Serious car accidents in Ontario often result in injured victims suffering catastrophic injuries such as traumatic brain injuries or spinal cord injuries. As a result, auto accident victims may not be able to work or continue to carry out their normal daily activities. In such instances, injured victims may qualify to receive income replacement benefits or non-earner benefits from their auto insurance companies. While there are other accident benefits injured drivers may receive, such as medical and rehabilitation benefits, this article will address when victims may receive income replacement or non-earner benefits.
Income Replacement Benefits

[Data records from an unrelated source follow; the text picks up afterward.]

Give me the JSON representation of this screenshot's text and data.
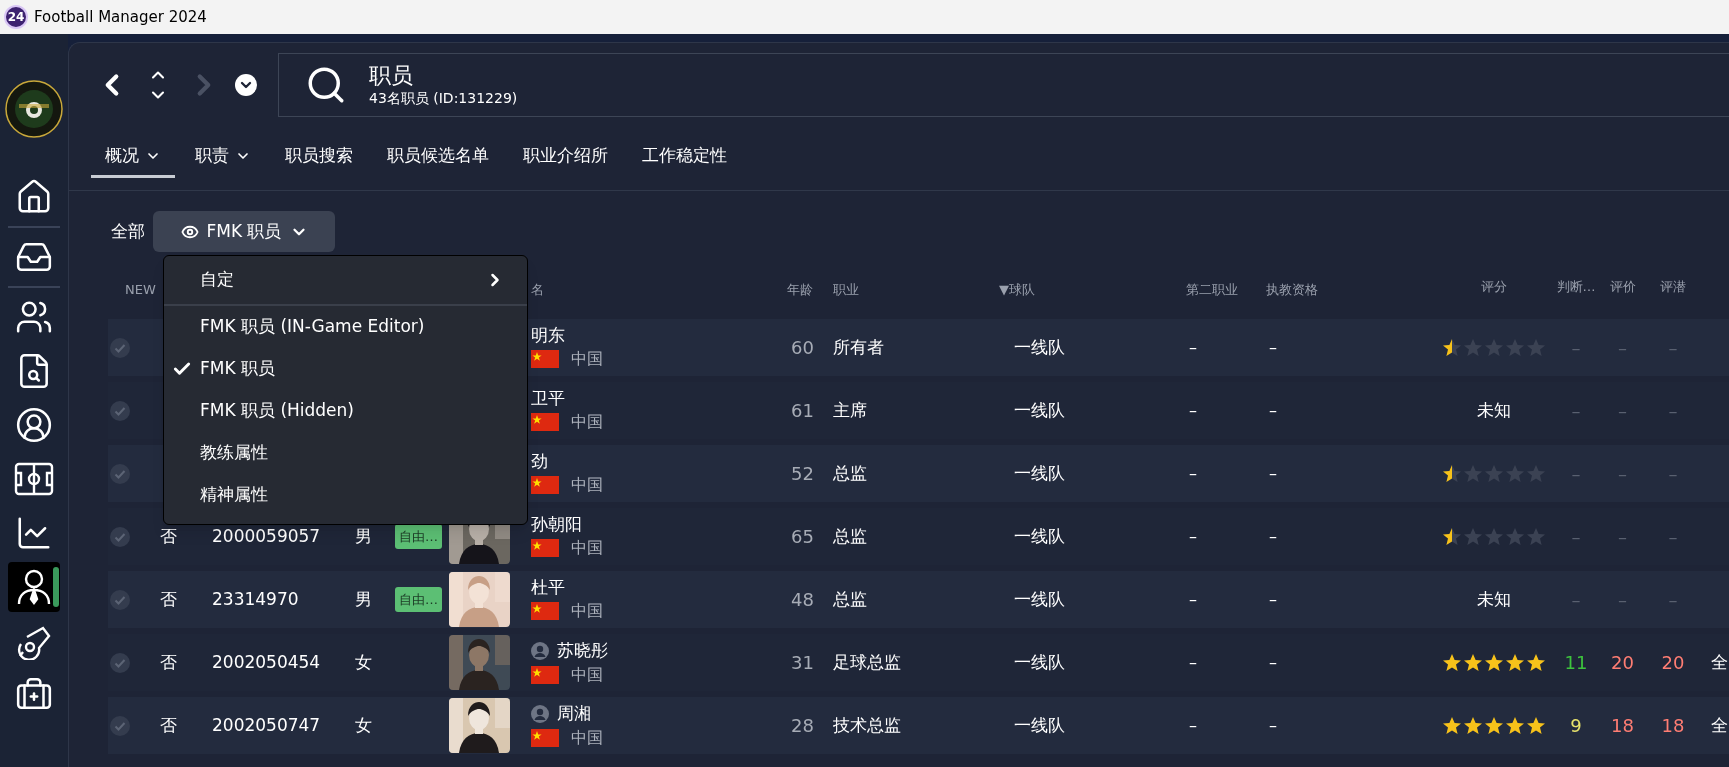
{
  "window": {
    "app_badge": "24",
    "title": "Football Manager 2024"
  },
  "sidebar": {
    "items": [
      {
        "kind": "home",
        "selected": false
      },
      {
        "kind": "inbox",
        "selected": false
      },
      {
        "kind": "people",
        "selected": false
      },
      {
        "kind": "report",
        "selected": false
      },
      {
        "kind": "scout",
        "selected": false
      },
      {
        "kind": "pitch",
        "selected": false
      },
      {
        "kind": "chart",
        "selected": false
      },
      {
        "kind": "staff",
        "selected": true
      },
      {
        "kind": "whistle",
        "selected": false
      },
      {
        "kind": "medical",
        "selected": false
      }
    ]
  },
  "nav": {
    "forward_enabled": false
  },
  "header": {
    "title": "职员",
    "subtitle": "43名职员 (ID:131229)"
  },
  "tabs": [
    {
      "label": "概况",
      "has_menu": true,
      "selected": true
    },
    {
      "label": "职责",
      "has_menu": true,
      "selected": false
    },
    {
      "label": "职员搜索",
      "has_menu": false,
      "selected": false
    },
    {
      "label": "职员候选名单",
      "has_menu": false,
      "selected": false
    },
    {
      "label": "职业介绍所",
      "has_menu": false,
      "selected": false
    },
    {
      "label": "工作稳定性",
      "has_menu": false,
      "selected": false
    }
  ],
  "filter": {
    "label": "全部",
    "view_button": "FMK 职员",
    "menu": [
      {
        "label": "自定",
        "kind": "submenu"
      },
      {
        "label": "FMK 职员 (IN-Game Editor)",
        "kind": "option",
        "checked": false
      },
      {
        "label": "FMK 职员",
        "kind": "option",
        "checked": true
      },
      {
        "label": "FMK 职员 (Hidden)",
        "kind": "option",
        "checked": false
      },
      {
        "label": "教练属性",
        "kind": "option",
        "checked": false
      },
      {
        "label": "精神属性",
        "kind": "option",
        "checked": false
      }
    ]
  },
  "table": {
    "columns": {
      "new": "NEW",
      "name": "名",
      "age": "年龄",
      "job": "职业",
      "team": "▼球队",
      "second_job": "第二职业",
      "coaching": "执教资格",
      "rating": "评分",
      "judge": "判断…",
      "eval": "评价",
      "potential": "评潜"
    },
    "rows": [
      {
        "name": "明东",
        "country": "中国",
        "age": "60",
        "job": "所有者",
        "team": "一线队",
        "second_job": "–",
        "coaching": "–",
        "stars": 0.5,
        "judge": {
          "text": "–",
          "color": "#596070"
        },
        "eval": {
          "text": "–",
          "color": "#596070"
        },
        "potential": {
          "text": "–",
          "color": "#596070"
        }
      },
      {
        "name": "卫平",
        "country": "中国",
        "age": "61",
        "job": "主席",
        "team": "一线队",
        "second_job": "–",
        "coaching": "–",
        "rating_text": "未知",
        "judge": {
          "text": "–",
          "color": "#596070"
        },
        "eval": {
          "text": "–",
          "color": "#596070"
        },
        "potential": {
          "text": "–",
          "color": "#596070"
        }
      },
      {
        "name": "劲",
        "country": "中国",
        "age": "52",
        "job": "总监",
        "team": "一线队",
        "second_job": "–",
        "coaching": "–",
        "stars": 0.5,
        "judge": {
          "text": "–",
          "color": "#596070"
        },
        "eval": {
          "text": "–",
          "color": "#596070"
        },
        "potential": {
          "text": "–",
          "color": "#596070"
        }
      },
      {
        "new": "否",
        "id": "2000059057",
        "gender": "男",
        "badge": "自由…",
        "person_icon": false,
        "name": "孙朝阳",
        "country": "中国",
        "age": "65",
        "job": "总监",
        "team": "一线队",
        "second_job": "–",
        "coaching": "–",
        "stars": 0.5,
        "judge": {
          "text": "–",
          "color": "#596070"
        },
        "eval": {
          "text": "–",
          "color": "#596070"
        },
        "potential": {
          "text": "–",
          "color": "#596070"
        }
      },
      {
        "new": "否",
        "id": "23314970",
        "gender": "男",
        "badge": "自由…",
        "person_icon": false,
        "name": "杜平",
        "country": "中国",
        "age": "48",
        "job": "总监",
        "team": "一线队",
        "second_job": "–",
        "coaching": "–",
        "rating_text": "未知",
        "judge": {
          "text": "–",
          "color": "#596070"
        },
        "eval": {
          "text": "–",
          "color": "#596070"
        },
        "potential": {
          "text": "–",
          "color": "#596070"
        }
      },
      {
        "new": "否",
        "id": "2002050454",
        "gender": "女",
        "person_icon": true,
        "name": "苏晓彤",
        "country": "中国",
        "age": "31",
        "job": "足球总监",
        "team": "一线队",
        "second_job": "–",
        "coaching": "–",
        "stars": 5,
        "judge": {
          "text": "11",
          "color": "#3dc43d"
        },
        "eval": {
          "text": "20",
          "color": "#ff7d73"
        },
        "potential": {
          "text": "20",
          "color": "#ff7d73"
        },
        "type": "全"
      },
      {
        "new": "否",
        "id": "2002050747",
        "gender": "女",
        "person_icon": true,
        "name": "周湘",
        "country": "中国",
        "age": "28",
        "job": "技术总监",
        "team": "一线队",
        "second_job": "–",
        "coaching": "–",
        "stars": 5,
        "judge": {
          "text": "9",
          "color": "#e8e36c"
        },
        "eval": {
          "text": "18",
          "color": "#ff7d73"
        },
        "potential": {
          "text": "18",
          "color": "#ff7d73"
        },
        "type": "全"
      }
    ]
  }
}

An injured Ontario car accident victim is eligible to receive income replacement benefits if he/she was employed at the time of the car accident. However, an injured car accident victim who was not employed at the time of the accident may still be eligible to receive income replacement benefits. There are two situations when this can occur. The individual must have been employed for at least 26 of the 52 weeks prior to the accident, or the individual must have been receiving employment insurance benefits at the time of the accident.
It is important to note that income replacement benefits are intended to partially compensate victims for their loss of income and not 100% of their lost wages.
If a driver has a standard auto policy, he/she is entitled to receive 70% of his/her weekly gross income, with a maximum of $400 per week. Therefore, if 70% of an injured driver’s weekly gross income is $500, he/she will still only receive $400. Drivers do, however, have the option to increase the maximum amount by purchasing additional coverage.
Injured drivers can only receive income replacement benefits for up to 104 weeks (2 years) if they are substantially unable to perform the essential duties of their jobs. Many injured car accident victims believe that they can only receive income replacement benefits for 2 years. This is partially true. The 2 year, or 104 week, limit applies in cases where the injured individual is substantially unable to perform the essential duties of his/her job. In cases where the injured individual is completely unable to carry out the essential duties of his/her job or any other employment after the 2 year period, he/she may continue to receive income replacement benefits.
Click here to continue to part 2 of this article, which discusses non-earner benefits after an Ontario car accident.
Ontario Auto Accident Injury Lawyers
If you’ve been injured in an auto accident in Ontario and need help with accident benefits, please call the lawyers at Bergeron Clifford to schedule a free consultation. 1-866-384-5886